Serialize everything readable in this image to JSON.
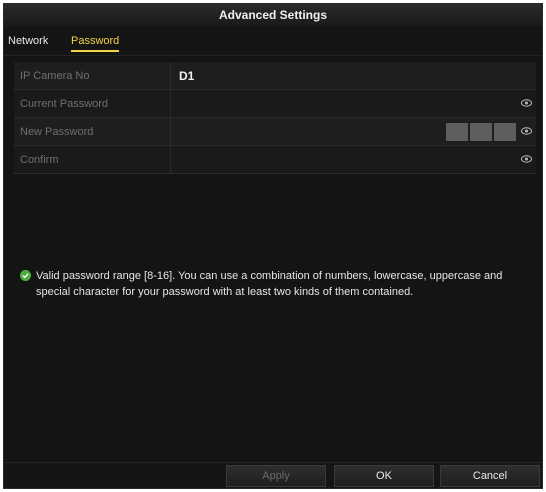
{
  "window": {
    "title": "Advanced Settings"
  },
  "tabs": [
    {
      "label": "Network",
      "active": false
    },
    {
      "label": "Password",
      "active": true
    }
  ],
  "form": {
    "ip_camera_no": {
      "label": "IP Camera No",
      "value": "D1"
    },
    "current_password": {
      "label": "Current Password",
      "value": "",
      "icon": "eye-icon"
    },
    "new_password": {
      "label": "New Password",
      "value": "",
      "icon": "eye-icon",
      "strength_segments": 3
    },
    "confirm": {
      "label": "Confirm",
      "value": "",
      "icon": "eye-icon"
    }
  },
  "hint": {
    "text": "Valid password range [8-16]. You can use a combination of numbers, lowercase, uppercase and special character for your password with at least two kinds of them contained.",
    "icon": "check-circle-icon"
  },
  "buttons": {
    "apply": "Apply",
    "ok": "OK",
    "cancel": "Cancel"
  },
  "colors": {
    "active_tab": "#f2d44a",
    "hint_icon": "#4cae3f",
    "background": "#141414"
  }
}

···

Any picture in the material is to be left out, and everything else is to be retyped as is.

Serialize everything readable in this image to JSON.
{
  "window": {
    "title": "Advanced Settings"
  },
  "tabs": [
    {
      "label": "Network",
      "active": false
    },
    {
      "label": "Password",
      "active": true
    }
  ],
  "form": {
    "ip_camera_no": {
      "label": "IP Camera No",
      "value": "D1"
    },
    "current_password": {
      "label": "Current Password",
      "value": "",
      "icon": "eye-icon"
    },
    "new_password": {
      "label": "New Password",
      "value": "",
      "icon": "eye-icon",
      "strength_segments": 3
    },
    "confirm": {
      "label": "Confirm",
      "value": "",
      "icon": "eye-icon"
    }
  },
  "hint": {
    "text": "Valid password range [8-16]. You can use a combination of numbers, lowercase, uppercase and special character for your password with at least two kinds of them contained.",
    "icon": "check-circle-icon"
  },
  "buttons": {
    "apply": "Apply",
    "ok": "OK",
    "cancel": "Cancel"
  },
  "colors": {
    "active_tab": "#f2d44a",
    "hint_icon": "#4cae3f",
    "background": "#141414"
  }
}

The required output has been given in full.